▶ **Work task**: The data below is to be set down again exactly as written.

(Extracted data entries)
>>

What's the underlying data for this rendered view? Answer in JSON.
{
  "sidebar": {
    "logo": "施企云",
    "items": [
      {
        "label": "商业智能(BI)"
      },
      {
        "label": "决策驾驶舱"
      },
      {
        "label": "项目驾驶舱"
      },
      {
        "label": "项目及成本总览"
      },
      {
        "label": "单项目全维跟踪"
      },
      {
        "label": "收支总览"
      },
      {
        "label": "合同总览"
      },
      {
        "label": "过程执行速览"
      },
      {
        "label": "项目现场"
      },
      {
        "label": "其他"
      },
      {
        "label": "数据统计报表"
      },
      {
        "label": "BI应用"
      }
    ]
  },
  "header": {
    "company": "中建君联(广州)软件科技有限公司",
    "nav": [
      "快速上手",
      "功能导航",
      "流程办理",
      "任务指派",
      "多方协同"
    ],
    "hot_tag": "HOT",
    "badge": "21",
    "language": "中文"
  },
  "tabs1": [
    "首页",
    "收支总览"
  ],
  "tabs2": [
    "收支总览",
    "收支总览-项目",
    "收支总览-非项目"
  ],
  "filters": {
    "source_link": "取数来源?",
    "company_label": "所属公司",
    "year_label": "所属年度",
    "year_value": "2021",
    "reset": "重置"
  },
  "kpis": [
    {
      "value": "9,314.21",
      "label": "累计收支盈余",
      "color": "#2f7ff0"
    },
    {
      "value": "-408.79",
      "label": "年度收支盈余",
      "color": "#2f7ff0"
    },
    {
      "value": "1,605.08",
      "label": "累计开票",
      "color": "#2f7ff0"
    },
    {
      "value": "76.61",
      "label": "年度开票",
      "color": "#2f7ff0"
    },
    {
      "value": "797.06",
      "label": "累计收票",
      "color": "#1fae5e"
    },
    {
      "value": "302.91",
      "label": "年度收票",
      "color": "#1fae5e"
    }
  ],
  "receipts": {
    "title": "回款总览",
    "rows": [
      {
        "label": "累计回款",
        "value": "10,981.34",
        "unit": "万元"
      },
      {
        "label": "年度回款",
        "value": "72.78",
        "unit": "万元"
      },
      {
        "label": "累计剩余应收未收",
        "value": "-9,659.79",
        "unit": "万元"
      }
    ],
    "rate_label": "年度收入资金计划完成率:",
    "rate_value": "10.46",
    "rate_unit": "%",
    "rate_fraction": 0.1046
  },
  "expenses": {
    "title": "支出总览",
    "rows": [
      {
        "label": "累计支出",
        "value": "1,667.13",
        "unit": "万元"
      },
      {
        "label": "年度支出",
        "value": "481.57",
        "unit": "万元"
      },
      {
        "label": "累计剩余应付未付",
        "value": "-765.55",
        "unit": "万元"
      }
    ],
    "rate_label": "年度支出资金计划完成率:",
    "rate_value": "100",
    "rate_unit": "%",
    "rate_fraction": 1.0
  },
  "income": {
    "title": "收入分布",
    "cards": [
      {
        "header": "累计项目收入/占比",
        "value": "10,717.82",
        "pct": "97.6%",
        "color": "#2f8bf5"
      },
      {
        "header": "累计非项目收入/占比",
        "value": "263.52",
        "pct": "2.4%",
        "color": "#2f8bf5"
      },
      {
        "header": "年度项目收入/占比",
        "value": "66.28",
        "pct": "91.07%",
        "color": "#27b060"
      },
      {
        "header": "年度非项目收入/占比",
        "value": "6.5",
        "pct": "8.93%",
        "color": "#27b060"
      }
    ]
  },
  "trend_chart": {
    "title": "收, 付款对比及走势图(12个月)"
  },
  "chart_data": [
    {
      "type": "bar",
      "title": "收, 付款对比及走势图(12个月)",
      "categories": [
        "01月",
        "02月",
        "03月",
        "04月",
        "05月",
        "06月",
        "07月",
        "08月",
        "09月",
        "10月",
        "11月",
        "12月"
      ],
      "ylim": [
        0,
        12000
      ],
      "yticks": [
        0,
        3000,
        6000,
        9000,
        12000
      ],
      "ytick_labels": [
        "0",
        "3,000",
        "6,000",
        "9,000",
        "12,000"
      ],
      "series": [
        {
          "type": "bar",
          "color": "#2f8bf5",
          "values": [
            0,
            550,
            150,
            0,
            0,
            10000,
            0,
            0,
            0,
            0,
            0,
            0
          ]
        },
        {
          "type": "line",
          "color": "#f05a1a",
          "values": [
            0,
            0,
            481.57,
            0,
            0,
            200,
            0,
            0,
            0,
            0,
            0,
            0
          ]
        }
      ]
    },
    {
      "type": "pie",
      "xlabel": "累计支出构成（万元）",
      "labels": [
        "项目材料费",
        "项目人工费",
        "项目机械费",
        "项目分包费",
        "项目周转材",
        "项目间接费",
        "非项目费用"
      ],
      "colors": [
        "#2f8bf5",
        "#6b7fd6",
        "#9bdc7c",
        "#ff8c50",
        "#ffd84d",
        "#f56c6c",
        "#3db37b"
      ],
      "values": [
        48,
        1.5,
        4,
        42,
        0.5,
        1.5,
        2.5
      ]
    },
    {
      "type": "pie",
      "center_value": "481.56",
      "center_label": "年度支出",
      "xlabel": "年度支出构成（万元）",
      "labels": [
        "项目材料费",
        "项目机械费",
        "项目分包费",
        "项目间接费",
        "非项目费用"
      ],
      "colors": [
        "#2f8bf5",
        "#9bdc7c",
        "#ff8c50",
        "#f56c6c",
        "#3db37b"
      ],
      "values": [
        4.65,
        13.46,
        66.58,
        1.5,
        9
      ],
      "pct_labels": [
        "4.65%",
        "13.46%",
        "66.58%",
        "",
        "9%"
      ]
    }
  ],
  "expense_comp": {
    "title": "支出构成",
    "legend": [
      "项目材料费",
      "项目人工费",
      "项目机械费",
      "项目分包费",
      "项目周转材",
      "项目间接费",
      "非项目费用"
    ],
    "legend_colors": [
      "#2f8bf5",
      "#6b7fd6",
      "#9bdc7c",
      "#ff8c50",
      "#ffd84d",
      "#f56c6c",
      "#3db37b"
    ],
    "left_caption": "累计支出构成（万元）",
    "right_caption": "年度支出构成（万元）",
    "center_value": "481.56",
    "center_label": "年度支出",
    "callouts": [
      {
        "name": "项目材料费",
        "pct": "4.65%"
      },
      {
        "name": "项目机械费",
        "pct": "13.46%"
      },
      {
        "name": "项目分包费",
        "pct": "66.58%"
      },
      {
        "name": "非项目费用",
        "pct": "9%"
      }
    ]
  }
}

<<

▶ **Answer to the exercise**:
What's the underlying data for this rendered view? Answer in JSON.
{
  "sidebar": {
    "logo": "施企云",
    "items": [
      {
        "label": "商业智能(BI)"
      },
      {
        "label": "决策驾驶舱"
      },
      {
        "label": "项目驾驶舱"
      },
      {
        "label": "项目及成本总览"
      },
      {
        "label": "单项目全维跟踪"
      },
      {
        "label": "收支总览"
      },
      {
        "label": "合同总览"
      },
      {
        "label": "过程执行速览"
      },
      {
        "label": "项目现场"
      },
      {
        "label": "其他"
      },
      {
        "label": "数据统计报表"
      },
      {
        "label": "BI应用"
      }
    ]
  },
  "header": {
    "company": "中建君联(广州)软件科技有限公司",
    "nav": [
      "快速上手",
      "功能导航",
      "流程办理",
      "任务指派",
      "多方协同"
    ],
    "hot_tag": "HOT",
    "badge": "21",
    "language": "中文"
  },
  "tabs1": [
    "首页",
    "收支总览"
  ],
  "tabs2": [
    "收支总览",
    "收支总览-项目",
    "收支总览-非项目"
  ],
  "filters": {
    "source_link": "取数来源?",
    "company_label": "所属公司",
    "year_label": "所属年度",
    "year_value": "2021",
    "reset": "重置"
  },
  "kpis": [
    {
      "value": "9,314.21",
      "label": "累计收支盈余",
      "color": "#2f7ff0"
    },
    {
      "value": "-408.79",
      "label": "年度收支盈余",
      "color": "#2f7ff0"
    },
    {
      "value": "1,605.08",
      "label": "累计开票",
      "color": "#2f7ff0"
    },
    {
      "value": "76.61",
      "label": "年度开票",
      "color": "#2f7ff0"
    },
    {
      "value": "797.06",
      "label": "累计收票",
      "color": "#1fae5e"
    },
    {
      "value": "302.91",
      "label": "年度收票",
      "color": "#1fae5e"
    }
  ],
  "receipts": {
    "title": "回款总览",
    "rows": [
      {
        "label": "累计回款",
        "value": "10,981.34",
        "unit": "万元"
      },
      {
        "label": "年度回款",
        "value": "72.78",
        "unit": "万元"
      },
      {
        "label": "累计剩余应收未收",
        "value": "-9,659.79",
        "unit": "万元"
      }
    ],
    "rate_label": "年度收入资金计划完成率:",
    "rate_value": "10.46",
    "rate_unit": "%",
    "rate_fraction": 0.1046
  },
  "expenses": {
    "title": "支出总览",
    "rows": [
      {
        "label": "累计支出",
        "value": "1,667.13",
        "unit": "万元"
      },
      {
        "label": "年度支出",
        "value": "481.57",
        "unit": "万元"
      },
      {
        "label": "累计剩余应付未付",
        "value": "-765.55",
        "unit": "万元"
      }
    ],
    "rate_label": "年度支出资金计划完成率:",
    "rate_value": "100",
    "rate_unit": "%",
    "rate_fraction": 1.0
  },
  "income": {
    "title": "收入分布",
    "cards": [
      {
        "header": "累计项目收入/占比",
        "value": "10,717.82",
        "pct": "97.6%",
        "color": "#2f8bf5"
      },
      {
        "header": "累计非项目收入/占比",
        "value": "263.52",
        "pct": "2.4%",
        "color": "#2f8bf5"
      },
      {
        "header": "年度项目收入/占比",
        "value": "66.28",
        "pct": "91.07%",
        "color": "#27b060"
      },
      {
        "header": "年度非项目收入/占比",
        "value": "6.5",
        "pct": "8.93%",
        "color": "#27b060"
      }
    ]
  },
  "trend_chart": {
    "title": "收, 付款对比及走势图(12个月)"
  },
  "chart_data": [
    {
      "type": "bar",
      "title": "收, 付款对比及走势图(12个月)",
      "categories": [
        "01月",
        "02月",
        "03月",
        "04月",
        "05月",
        "06月",
        "07月",
        "08月",
        "09月",
        "10月",
        "11月",
        "12月"
      ],
      "ylim": [
        0,
        12000
      ],
      "yticks": [
        0,
        3000,
        6000,
        9000,
        12000
      ],
      "ytick_labels": [
        "0",
        "3,000",
        "6,000",
        "9,000",
        "12,000"
      ],
      "series": [
        {
          "type": "bar",
          "color": "#2f8bf5",
          "values": [
            0,
            550,
            150,
            0,
            0,
            10000,
            0,
            0,
            0,
            0,
            0,
            0
          ]
        },
        {
          "type": "line",
          "color": "#f05a1a",
          "values": [
            0,
            0,
            481.57,
            0,
            0,
            200,
            0,
            0,
            0,
            0,
            0,
            0
          ]
        }
      ]
    },
    {
      "type": "pie",
      "xlabel": "累计支出构成（万元）",
      "labels": [
        "项目材料费",
        "项目人工费",
        "项目机械费",
        "项目分包费",
        "项目周转材",
        "项目间接费",
        "非项目费用"
      ],
      "colors": [
        "#2f8bf5",
        "#6b7fd6",
        "#9bdc7c",
        "#ff8c50",
        "#ffd84d",
        "#f56c6c",
        "#3db37b"
      ],
      "values": [
        48,
        1.5,
        4,
        42,
        0.5,
        1.5,
        2.5
      ]
    },
    {
      "type": "pie",
      "center_value": "481.56",
      "center_label": "年度支出",
      "xlabel": "年度支出构成（万元）",
      "labels": [
        "项目材料费",
        "项目机械费",
        "项目分包费",
        "项目间接费",
        "非项目费用"
      ],
      "colors": [
        "#2f8bf5",
        "#9bdc7c",
        "#ff8c50",
        "#f56c6c",
        "#3db37b"
      ],
      "values": [
        4.65,
        13.46,
        66.58,
        1.5,
        9
      ],
      "pct_labels": [
        "4.65%",
        "13.46%",
        "66.58%",
        "",
        "9%"
      ]
    }
  ],
  "expense_comp": {
    "title": "支出构成",
    "legend": [
      "项目材料费",
      "项目人工费",
      "项目机械费",
      "项目分包费",
      "项目周转材",
      "项目间接费",
      "非项目费用"
    ],
    "legend_colors": [
      "#2f8bf5",
      "#6b7fd6",
      "#9bdc7c",
      "#ff8c50",
      "#ffd84d",
      "#f56c6c",
      "#3db37b"
    ],
    "left_caption": "累计支出构成（万元）",
    "right_caption": "年度支出构成（万元）",
    "center_value": "481.56",
    "center_label": "年度支出",
    "callouts": [
      {
        "name": "项目材料费",
        "pct": "4.65%"
      },
      {
        "name": "项目机械费",
        "pct": "13.46%"
      },
      {
        "name": "项目分包费",
        "pct": "66.58%"
      },
      {
        "name": "非项目费用",
        "pct": "9%"
      }
    ]
  }
}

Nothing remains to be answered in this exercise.